Prashant Bhushan Pays Re 1 Fine, Files Review Petition Against SC's Contempt Judgment

Bhushan also said that the contributions he had received from various quarters across the country towards this token fine will go into building a 'truth fund' to support those hounded by the state over dissent.

New Delhi: Advocate and rights activist Prashant Bhushan, on Monday, deposited at the Supreme Court Registry, the Re 1 fine that the apex court had imposed on him after finding him guilty of contempt of court over two tweets.

On August 31, the bench led by Justice Arun Mishra had held that Bhushan would be jailed for three months and barred from practising for three years if he failed to pay this fine by September 15.

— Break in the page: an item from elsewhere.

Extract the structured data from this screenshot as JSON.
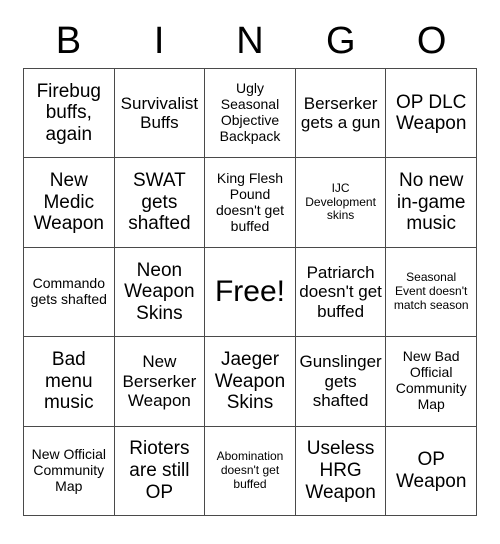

LiveLaw has reported that Bhushan spoke to reporters before entering the Registry. He said, as he had done on the day of sentencing, that payment of the fine did not indicate that he had accepted the Supreme Court’s judgment on the matter. “I am filing a review petition in the court today,” he said.

The bench, also comprising Justices B.R. Gavai and Krishna Murari had reserved its judgment on August 25, after asking Bhushan multiple times to apologise for his tweets.

Also read: Supreme Court, Prashant Bhushan and the Sentence Conundrum

Bhushan said he could not, in good faith, apologise, since he believed he had done nothing wrong, and his criticism was constitutional and valid. The bench was not satisfied with this response, with Justice Mishra saying, “Tell us what is wrong in using the word ‘apology’? What is wrong in seeking apology? Will that be reflection of the guilty? Apology is a magical word, which can heal many things.”

In a fresh plea filed through lawyer Kamini Jaiswal on Saturday, September 12, Bhushan had sought a declaration that a “person convicted for criminal contempt by this court, including the petitioner herein, would have a right to an intra-court appeal to be heard by a larger and different bench”.

Also read: Prashant Bhushan’s Petition Seeks Intra-Court Appeal in SC in Criminal Contempt Cases

Bhushan, in the plea, suggested procedural changes to reduce the chances of “arbitrary, vengeful and high-handed decisions” in criminal contempt cases saying that in such cases the top court is the aggrieved party, the “prosecutor, the witness and the judge” and hence they raise fear of inherent bias.

The petition said the right of appeal is a fundamental right guaranteed under the Constitution and is also guaranteed under international law and this would act as a “vital safeguard against wrongful conviction and would truly enable the provision of truth as a defence”.

‘Truth fund’

On Monday, Bhushan also said that the contributions he had received from various quarters across the country towards this token fine will go into building a ‘truth fund’ that will help provide legal aide to those who have been detained, arrested or jailed over voicing dissent.

“The state is using all means to silence voices of dissent. The ‘truth fund’ will be used to protect the personal liberty to those persons who face the state’s persecution,” Bhushan was quoted by LiveLaw as having said.

The activist also spoke with concern on the arrest of activist and JNU scholar Umar Khalid in connection with the Delhi riots late on Sunday.